Your instructions | Once the data has been read, return all of it precisely as written.

Provided entries |
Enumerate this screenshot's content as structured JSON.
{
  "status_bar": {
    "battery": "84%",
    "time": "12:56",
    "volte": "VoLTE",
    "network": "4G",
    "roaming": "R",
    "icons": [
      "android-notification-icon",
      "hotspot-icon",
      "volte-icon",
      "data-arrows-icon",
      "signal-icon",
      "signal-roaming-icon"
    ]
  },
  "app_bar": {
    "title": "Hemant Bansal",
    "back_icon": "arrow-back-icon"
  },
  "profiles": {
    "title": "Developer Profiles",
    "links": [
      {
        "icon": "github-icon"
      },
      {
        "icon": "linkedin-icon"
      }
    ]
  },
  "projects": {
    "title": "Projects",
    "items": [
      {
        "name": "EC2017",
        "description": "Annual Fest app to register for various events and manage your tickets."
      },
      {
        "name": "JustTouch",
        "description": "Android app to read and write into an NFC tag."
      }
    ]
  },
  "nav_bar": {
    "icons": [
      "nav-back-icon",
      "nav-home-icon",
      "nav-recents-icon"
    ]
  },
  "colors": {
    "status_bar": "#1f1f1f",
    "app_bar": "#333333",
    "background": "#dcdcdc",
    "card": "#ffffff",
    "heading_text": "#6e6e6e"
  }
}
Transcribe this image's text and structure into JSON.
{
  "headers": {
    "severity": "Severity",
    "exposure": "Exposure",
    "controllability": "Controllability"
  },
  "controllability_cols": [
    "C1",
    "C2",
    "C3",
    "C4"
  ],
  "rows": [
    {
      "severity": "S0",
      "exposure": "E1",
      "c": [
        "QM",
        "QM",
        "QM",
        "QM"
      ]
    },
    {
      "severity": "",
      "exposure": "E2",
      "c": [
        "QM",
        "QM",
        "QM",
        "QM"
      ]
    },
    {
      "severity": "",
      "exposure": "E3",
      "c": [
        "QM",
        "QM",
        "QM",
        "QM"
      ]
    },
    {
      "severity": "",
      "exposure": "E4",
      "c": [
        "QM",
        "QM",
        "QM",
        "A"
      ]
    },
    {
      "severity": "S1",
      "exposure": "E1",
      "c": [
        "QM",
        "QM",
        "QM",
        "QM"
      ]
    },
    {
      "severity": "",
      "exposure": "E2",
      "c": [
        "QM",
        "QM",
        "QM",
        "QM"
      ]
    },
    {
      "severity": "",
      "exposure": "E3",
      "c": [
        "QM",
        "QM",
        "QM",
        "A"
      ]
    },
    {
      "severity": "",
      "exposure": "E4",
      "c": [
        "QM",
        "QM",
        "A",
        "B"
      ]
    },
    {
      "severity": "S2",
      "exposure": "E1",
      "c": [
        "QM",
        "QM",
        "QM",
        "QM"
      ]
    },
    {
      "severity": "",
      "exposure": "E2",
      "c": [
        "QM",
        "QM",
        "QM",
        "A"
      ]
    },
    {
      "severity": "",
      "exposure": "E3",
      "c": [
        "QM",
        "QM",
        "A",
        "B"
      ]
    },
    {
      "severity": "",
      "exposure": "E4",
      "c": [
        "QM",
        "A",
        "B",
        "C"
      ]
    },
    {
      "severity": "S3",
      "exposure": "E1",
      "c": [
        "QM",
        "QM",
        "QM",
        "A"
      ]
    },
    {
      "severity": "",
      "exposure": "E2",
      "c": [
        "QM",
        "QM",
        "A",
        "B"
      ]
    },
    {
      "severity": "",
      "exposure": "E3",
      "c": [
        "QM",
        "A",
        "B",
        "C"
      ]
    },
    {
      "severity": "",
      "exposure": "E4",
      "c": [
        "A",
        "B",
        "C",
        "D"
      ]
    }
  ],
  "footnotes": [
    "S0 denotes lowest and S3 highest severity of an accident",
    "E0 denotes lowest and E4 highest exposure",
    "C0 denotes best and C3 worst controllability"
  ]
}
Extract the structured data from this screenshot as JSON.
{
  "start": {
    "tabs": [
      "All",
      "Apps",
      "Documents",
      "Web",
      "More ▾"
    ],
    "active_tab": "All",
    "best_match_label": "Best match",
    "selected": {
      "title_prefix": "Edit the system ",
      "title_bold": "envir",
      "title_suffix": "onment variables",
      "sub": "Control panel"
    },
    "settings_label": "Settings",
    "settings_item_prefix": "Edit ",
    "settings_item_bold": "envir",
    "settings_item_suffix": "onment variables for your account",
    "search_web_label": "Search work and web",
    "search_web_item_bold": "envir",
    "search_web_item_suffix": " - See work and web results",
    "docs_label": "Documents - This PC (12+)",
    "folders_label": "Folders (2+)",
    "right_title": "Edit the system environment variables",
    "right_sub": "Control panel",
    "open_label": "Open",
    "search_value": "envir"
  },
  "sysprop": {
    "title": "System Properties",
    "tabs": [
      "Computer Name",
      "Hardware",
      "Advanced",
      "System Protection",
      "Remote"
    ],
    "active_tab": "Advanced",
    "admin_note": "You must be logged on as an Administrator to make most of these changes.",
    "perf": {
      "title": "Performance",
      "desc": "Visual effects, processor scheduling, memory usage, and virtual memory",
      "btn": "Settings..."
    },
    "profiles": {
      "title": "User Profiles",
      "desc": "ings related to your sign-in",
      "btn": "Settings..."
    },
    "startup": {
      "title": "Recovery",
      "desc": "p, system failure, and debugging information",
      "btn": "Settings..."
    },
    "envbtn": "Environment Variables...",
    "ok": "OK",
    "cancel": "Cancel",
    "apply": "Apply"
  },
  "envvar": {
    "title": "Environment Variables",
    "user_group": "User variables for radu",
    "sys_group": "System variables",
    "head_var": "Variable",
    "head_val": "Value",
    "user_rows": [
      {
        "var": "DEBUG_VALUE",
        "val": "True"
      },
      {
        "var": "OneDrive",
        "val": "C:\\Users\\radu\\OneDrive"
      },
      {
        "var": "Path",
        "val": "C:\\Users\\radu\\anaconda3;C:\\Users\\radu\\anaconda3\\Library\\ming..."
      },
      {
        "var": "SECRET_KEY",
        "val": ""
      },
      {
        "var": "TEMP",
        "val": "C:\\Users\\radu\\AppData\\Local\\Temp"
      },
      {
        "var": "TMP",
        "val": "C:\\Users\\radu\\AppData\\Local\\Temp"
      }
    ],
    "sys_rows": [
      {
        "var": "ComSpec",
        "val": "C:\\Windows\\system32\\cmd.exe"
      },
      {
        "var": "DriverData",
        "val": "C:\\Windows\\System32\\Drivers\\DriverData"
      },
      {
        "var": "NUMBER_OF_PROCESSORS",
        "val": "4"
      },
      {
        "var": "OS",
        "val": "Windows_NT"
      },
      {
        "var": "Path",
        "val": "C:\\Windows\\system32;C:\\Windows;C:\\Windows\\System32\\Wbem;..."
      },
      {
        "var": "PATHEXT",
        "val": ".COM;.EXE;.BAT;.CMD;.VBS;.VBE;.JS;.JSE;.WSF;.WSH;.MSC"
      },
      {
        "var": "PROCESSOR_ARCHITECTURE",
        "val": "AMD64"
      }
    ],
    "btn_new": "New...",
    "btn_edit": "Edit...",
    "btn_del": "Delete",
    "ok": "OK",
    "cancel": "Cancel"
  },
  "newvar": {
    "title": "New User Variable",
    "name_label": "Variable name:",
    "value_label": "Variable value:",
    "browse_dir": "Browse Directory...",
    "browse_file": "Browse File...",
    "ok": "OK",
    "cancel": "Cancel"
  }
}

Completed exercise |
Enumerate this screenshot's content as structured JSON.
{
  "status_bar": {
    "battery": "84%",
    "time": "12:56",
    "volte": "VoLTE",
    "network": "4G",
    "roaming": "R",
    "icons": [
      "android-notification-icon",
      "hotspot-icon",
      "volte-icon",
      "data-arrows-icon",
      "signal-icon",
      "signal-roaming-icon"
    ]
  },
  "app_bar": {
    "title": "Hemant Bansal",
    "back_icon": "arrow-back-icon"
  },
  "profiles": {
    "title": "Developer Profiles",
    "links": [
      {
        "icon": "github-icon"
      },
      {
        "icon": "linkedin-icon"
      }
    ]
  },
  "projects": {
    "title": "Projects",
    "items": [
      {
        "name": "EC2017",
        "description": "Annual Fest app to register for various events and manage your tickets."
      },
      {
        "name": "JustTouch",
        "description": "Android app to read and write into an NFC tag."
      }
    ]
  },
  "nav_bar": {
    "icons": [
      "nav-back-icon",
      "nav-home-icon",
      "nav-recents-icon"
    ]
  },
  "colors": {
    "status_bar": "#1f1f1f",
    "app_bar": "#333333",
    "background": "#dcdcdc",
    "card": "#ffffff",
    "heading_text": "#6e6e6e"
  }
}
Transcribe this image's text and structure into JSON.
{
  "headers": {
    "severity": "Severity",
    "exposure": "Exposure",
    "controllability": "Controllability"
  },
  "controllability_cols": [
    "C1",
    "C2",
    "C3",
    "C4"
  ],
  "rows": [
    {
      "severity": "S0",
      "exposure": "E1",
      "c": [
        "QM",
        "QM",
        "QM",
        "QM"
      ]
    },
    {
      "severity": "",
      "exposure": "E2",
      "c": [
        "QM",
        "QM",
        "QM",
        "QM"
      ]
    },
    {
      "severity": "",
      "exposure": "E3",
      "c": [
        "QM",
        "QM",
        "QM",
        "QM"
      ]
    },
    {
      "severity": "",
      "exposure": "E4",
      "c": [
        "QM",
        "QM",
        "QM",
        "A"
      ]
    },
    {
      "severity": "S1",
      "exposure": "E1",
      "c": [
        "QM",
        "QM",
        "QM",
        "QM"
      ]
    },
    {
      "severity": "",
      "exposure": "E2",
      "c": [
        "QM",
        "QM",
        "QM",
        "QM"
      ]
    },
    {
      "severity": "",
      "exposure": "E3",
      "c": [
        "QM",
        "QM",
        "QM",
        "A"
      ]
    },
    {
      "severity": "",
      "exposure": "E4",
      "c": [
        "QM",
        "QM",
        "A",
        "B"
      ]
    },
    {
      "severity": "S2",
      "exposure": "E1",
      "c": [
        "QM",
        "QM",
        "QM",
        "QM"
      ]
    },
    {
      "severity": "",
      "exposure": "E2",
      "c": [
        "QM",
        "QM",
        "QM",
        "A"
      ]
    },
    {
      "severity": "",
      "exposure": "E3",
      "c": [
        "QM",
        "QM",
        "A",
        "B"
      ]
    },
    {
      "severity": "",
      "exposure": "E4",
      "c": [
        "QM",
        "A",
        "B",
        "C"
      ]
    },
    {
      "severity": "S3",
      "exposure": "E1",
      "c": [
        "QM",
        "QM",
        "QM",
        "A"
      ]
    },
    {
      "severity": "",
      "exposure": "E2",
      "c": [
        "QM",
        "QM",
        "A",
        "B"
      ]
    },
    {
      "severity": "",
      "exposure": "E3",
      "c": [
        "QM",
        "A",
        "B",
        "C"
      ]
    },
    {
      "severity": "",
      "exposure": "E4",
      "c": [
        "A",
        "B",
        "C",
        "D"
      ]
    }
  ],
  "footnotes": [
    "S0 denotes lowest and S3 highest severity of an accident",
    "E0 denotes lowest and E4 highest exposure",
    "C0 denotes best and C3 worst controllability"
  ]
}
Extract the structured data from this screenshot as JSON.
{
  "start": {
    "tabs": [
      "All",
      "Apps",
      "Documents",
      "Web",
      "More ▾"
    ],
    "active_tab": "All",
    "best_match_label": "Best match",
    "selected": {
      "title_prefix": "Edit the system ",
      "title_bold": "envir",
      "title_suffix": "onment variables",
      "sub": "Control panel"
    },
    "settings_label": "Settings",
    "settings_item_prefix": "Edit ",
    "settings_item_bold": "envir",
    "settings_item_suffix": "onment variables for your account",
    "search_web_label": "Search work and web",
    "search_web_item_bold": "envir",
    "search_web_item_suffix": " - See work and web results",
    "docs_label": "Documents - This PC (12+)",
    "folders_label": "Folders (2+)",
    "right_title": "Edit the system environment variables",
    "right_sub": "Control panel",
    "open_label": "Open",
    "search_value": "envir"
  },
  "sysprop": {
    "title": "System Properties",
    "tabs": [
      "Computer Name",
      "Hardware",
      "Advanced",
      "System Protection",
      "Remote"
    ],
    "active_tab": "Advanced",
    "admin_note": "You must be logged on as an Administrator to make most of these changes.",
    "perf": {
      "title": "Performance",
      "desc": "Visual effects, processor scheduling, memory usage, and virtual memory",
      "btn": "Settings..."
    },
    "profiles": {
      "title": "User Profiles",
      "desc": "ings related to your sign-in",
      "btn": "Settings..."
    },
    "startup": {
      "title": "Recovery",
      "desc": "p, system failure, and debugging information",
      "btn": "Settings..."
    },
    "envbtn": "Environment Variables...",
    "ok": "OK",
    "cancel": "Cancel",
    "apply": "Apply"
  },
  "envvar": {
    "title": "Environment Variables",
    "user_group": "User variables for radu",
    "sys_group": "System variables",
    "head_var": "Variable",
    "head_val": "Value",
    "user_rows": [
      {
        "var": "DEBUG_VALUE",
        "val": "True"
      },
      {
        "var": "OneDrive",
        "val": "C:\\Users\\radu\\OneDrive"
      },
      {
        "var": "Path",
        "val": "C:\\Users\\radu\\anaconda3;C:\\Users\\radu\\anaconda3\\Library\\ming..."
      },
      {
        "var": "SECRET_KEY",
        "val": ""
      },
      {
        "var": "TEMP",
        "val": "C:\\Users\\radu\\AppData\\Local\\Temp"
      },
      {
        "var": "TMP",
        "val": "C:\\Users\\radu\\AppData\\Local\\Temp"
      }
    ],
    "sys_rows": [
      {
        "var": "ComSpec",
        "val": "C:\\Windows\\system32\\cmd.exe"
      },
      {
        "var": "DriverData",
        "val": "C:\\Windows\\System32\\Drivers\\DriverData"
      },
      {
        "var": "NUMBER_OF_PROCESSORS",
        "val": "4"
      },
      {
        "var": "OS",
        "val": "Windows_NT"
      },
      {
        "var": "Path",
        "val": "C:\\Windows\\system32;C:\\Windows;C:\\Windows\\System32\\Wbem;..."
      },
      {
        "var": "PATHEXT",
        "val": ".COM;.EXE;.BAT;.CMD;.VBS;.VBE;.JS;.JSE;.WSF;.WSH;.MSC"
      },
      {
        "var": "PROCESSOR_ARCHITECTURE",
        "val": "AMD64"
      }
    ],
    "btn_new": "New...",
    "btn_edit": "Edit...",
    "btn_del": "Delete",
    "ok": "OK",
    "cancel": "Cancel"
  },
  "newvar": {
    "title": "New User Variable",
    "name_label": "Variable name:",
    "value_label": "Variable value:",
    "browse_dir": "Browse Directory...",
    "browse_file": "Browse File...",
    "ok": "OK",
    "cancel": "Cancel"
  }
}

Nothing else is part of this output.